Ushika: “Last time, I read an excerpt from Sophie Chao’s article, calling for beyond-human imaginaries and to decolonise climate change. [This week] I received a timely email from the Guardian’s ‘Down to Earth’ newsletter based on a piece asking: Why is environmentalism so white? Some of these answers lie in the RACE Report, standing for Racial Awareness for the Climate Emergency. Maunganidze, who was interviewed for this newsletter, stated that Black, Asian, and other minority groups have long been excluded from natural environments, and this is reflected in the environmental sector.”

Chao’s hesitant anthropology…legitimises Indigenous knowledge and philosophies, the agency of non-human beings, and narrates resistance to the dominance of Western scientific paradigms.
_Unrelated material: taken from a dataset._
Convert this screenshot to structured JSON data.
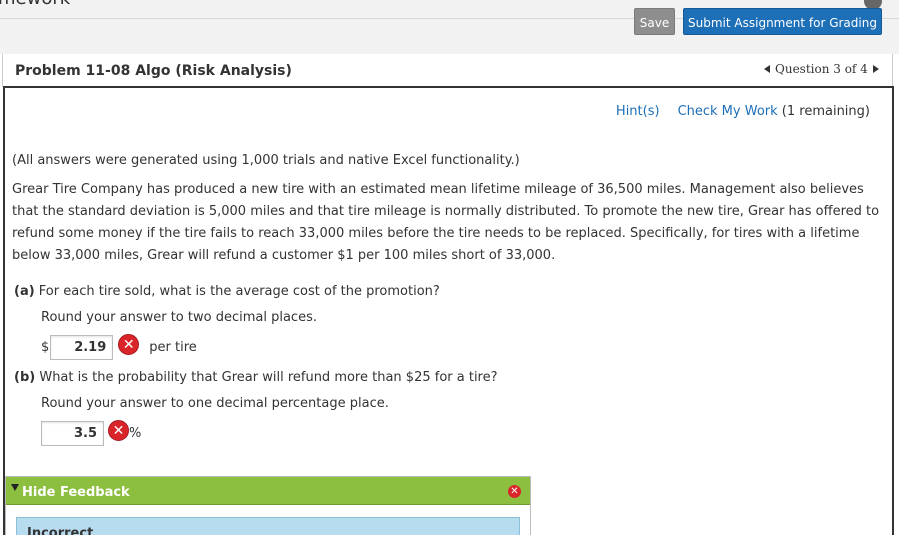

Setting the tone of the evening was Beau Boka-Batesa, student at the University of Oxford and co-founder of Choked Up UK, then-nascent during the turmoil of 2020, in the wake of the 2019 climate strikes, COVID-19 pandemic, and Black Lives Matter protests. Their chronicles of life in the frontline of these environmental health risks echoed their written manifesto on race and the climate justice movement published in the Cherwell newspaper in 2022: for some, the climate crisis appears in the media as “hypothetical” or intangibly beyond the scope of everyday concern, but for many, and particularly, marginalised communities, the toxicity of pollution is an everyday bitter pill to swallow.

In anthropological fashion, these micro-scale tales of livelihoods co-existing with sensory violations speak to another phenomenon amongst individuals a continent over in China–notoriously subject to Western media criticism regarding its pollution issues and environmental policies–unarticulated by residents, but documented ethnographically as ‘The art of unnoticing’. Shifting from the unnoticed to the act of unnoticing, this entails residents’ ability to “reclaim their agency in the face the unavoidable”.

Lou, author of the article, describes this practice as a “contrived form of ignorance that enables them to live with the reality of pollution”. Despite the relentless petrochemical fumes and visual obstructions of an industrial landscape, living with these invasive surrounds becomes reduced to simply living itself. Initially, drawing these parallels was something of an artistic thrill for me: a welcome source of narrative and flow in writing. Equally, they are telling of a worrying ubiquity of climate injustices internalised into a dangerous status-quo that weds the deterioration of environment with the deterioration of health.

In the podcast, Chao lucidly appeals to the “Arts of Noticing”, referencing the first chapter of Anna Tsing’s book, “The Mushroom at the End of the World”. A compelling study of the matsutake mushroom, this posthuman, transnational, and multispecies endeavour situates the reader at the literal grassroots level – which claims agency for grassroots movements. On a musical note, in this chapter Tsing coins the “polyphonic assemblage”, which is a play on the ecological term to describe layers of melodies that together, when we notice them, convey harmony and dissonance, isolation and cooperation. Recalling the art of unnoticing, all that remains really is the imagination. With the creativity of all these contributors, we should call on creative ways of coping, and radical re-imaginations of climate (multispecies) justice.